Wednesday, September 11, 2013

Chart Audit: Is Your Practice Billing What It Should?

Medical Coding Audits
Missed lab charges, understated injection units, and missed office surgeries can subtract tens of thousands of revenue dollars from your income every year. Conducting an internal chart audit can help you discover and correct flaws in your system that allow costly omissions like these. You don’t have to spend thousands of dollars on an outside consultant to perform an effective review. Using an orderly procedure and recording your findings in a spreadsheet to track anomalies, you can quickly see:

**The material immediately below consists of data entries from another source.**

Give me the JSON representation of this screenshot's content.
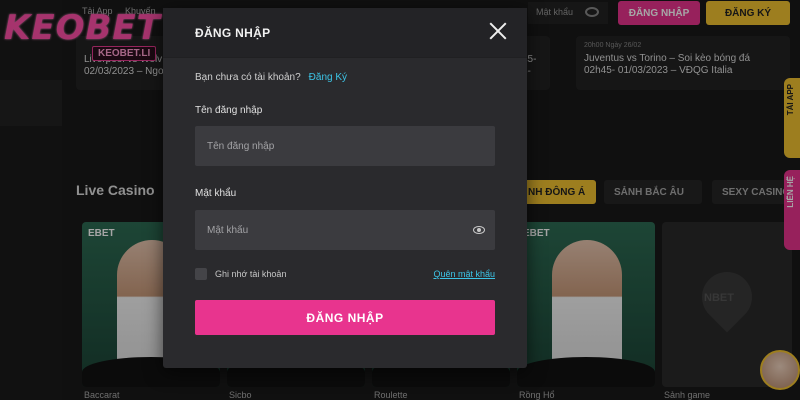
{
  "background": {
    "logo": "KEOBET",
    "logo_domain": "KEOBET.LI",
    "top_tabs": [
      "Tải App",
      "Khuyến"
    ],
    "news": [
      {
        "date": "",
        "title": "Liverpool vs Wolv 02/03/2023 – Ngo"
      },
      {
        "date": "20h00 Ngày 26/02",
        "title": "Juventus vs Torino – Soi kèo bóng đá 02h45- 01/03/2023 – VĐQG Italia"
      }
    ],
    "news_mid_fragment": "45- 3-",
    "header_search": "Mật khẩu",
    "btn_login": "ĐĂNG NHẬP",
    "btn_register": "ĐĂNG KÝ",
    "live_title": "Live Casino",
    "chips": [
      "NH ĐÔNG Á",
      "SẢNH BẮC ÂU",
      "SEXY CASINO"
    ],
    "game_brand": "EBET",
    "game_names": [
      "Baccarat",
      "Sicbo",
      "Roulette",
      "Rồng Hổ",
      "Sảnh game"
    ],
    "placeholder_brand": "NBET",
    "side_tabs": [
      "TẢI APP",
      "LIÊN HỆ"
    ]
  },
  "modal": {
    "title": "ĐĂNG NHẬP",
    "no_account_text": "Bạn chưa có tài khoản?",
    "register_link": "Đăng Ký",
    "username_label": "Tên đăng nhập",
    "username_placeholder": "Tên đăng nhập",
    "password_label": "Mật khẩu",
    "password_placeholder": "Mật khẩu",
    "remember_label": "Ghi nhớ tài khoản",
    "forgot_link": "Quên mật khẩu",
    "submit_label": "ĐĂNG NHẬP"
  },
  "colors": {
    "accent_pink": "#e8348e",
    "accent_yellow": "#f2c230",
    "link_cyan": "#3cc4e6",
    "modal_bg": "#2a2a2d"
  },
  "icons": {
    "close": "close-icon",
    "password_toggle": "eye-icon"
  }
}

  • Charge capture effectiveness for all your services;
  • Claims follow-up effectiveness;
  • Accuracy and thoroughness in code selection, charge entry, claim submission, and payment and adjustment processing; and
  • Patterns and flaws in your systems at the root of these problems.
The term “audit” can chill a physician or a practice manager to the bone. Whether conducted by the IRS, an accountant, or a healthcare payor, it conjures up images of being scrutinized, reprimanded, and penalized. Avoiding an expensive audit outcome is only one reason—albeit a good one—to have a thorough compliance plan that includes periodic internal audits. Even if you never have to return over payments or pay a fine, effective internal reviews play a key role in maximizing your entire revenue-cycle performance. Few small and mid-sized group practices invest adequate resources in creating and maintaining good compliance controls. Betsy Nicoletti, Founder of www.codapedia.com and a coding an compliance consultant based in Vermont, describes four often-neglected elements that will bring sizable returns on your investment:
  1. Staff resources. You might be amazed to discover how many practices skimp on maintaining software and hardcopy references and tools for staffers with coding and billing responsibilities. 
  2. Make sure you purchase the current year’s CPT-4 and ICD-9-CM manuals, supplemented by specialty-specific training manuals and coding guides. Subscribe to one or two reputable newsletters to keep up with the latest news between annual coding updates. Share the free website www.codapedia.com with your staff members.
  3. Staff training. Using manuals and guides will take you only so far. Sending key personnel to coding and billing seminars provides opportunities to network with other practices and benefit from others’ experiences. Your staff will gain new confidence and establish new relationships that can serve your practice for years to come. Coders often call or e-mail one another as they puzzle over tricky billing scenarios.
  4. Physician training. Even if you have the President of the AAPC working for you, he or she relies on your notes, dictation, or EMR input to choose or review the codes that drive your revenue engine. The more thoroughly the physician understands the relationships between code choices and reimbursement, the better your chances for maximizing reimbursement.
  5. Have each provider attend a coding seminar presented by his or her specialty society at least once every two years.
  6. Employing a specialist. Whether you hire a certified coder or “grow your own” by sponsoring a trusted employee, your practice will very likely enjoy improved revenues that more than cover the higher salary and benefits — but only if you use him or her effectively. A certified coder must be regarded as a true expert with authority to train and correct others in your billing department. In fact, you must make sure that physicians treat your coder as an authority who need not be intimidated by the medical professionals. If you feel you really can’t afford to invest in these kinds of resources, consider partnering with colleagues. Perhaps you and another practice could get together to hire a coder to split his or her time between the offices. Unless the coder prefers working as an independent contractor, one practice would serve as the primary employer while the other (or others) reimburse it for their share of the time.
Whatever works best for your particular situation, just remember: Good effective coding and billing is fuel that drives your revenue cycle engine. Invest in “premium grade.”
If you enjoy reading the blog entries in "Solving Problems in the Medical Practice" you may want to check out all the great products at Greenbranch Publishing.

photo credit: joebeone via photopin cc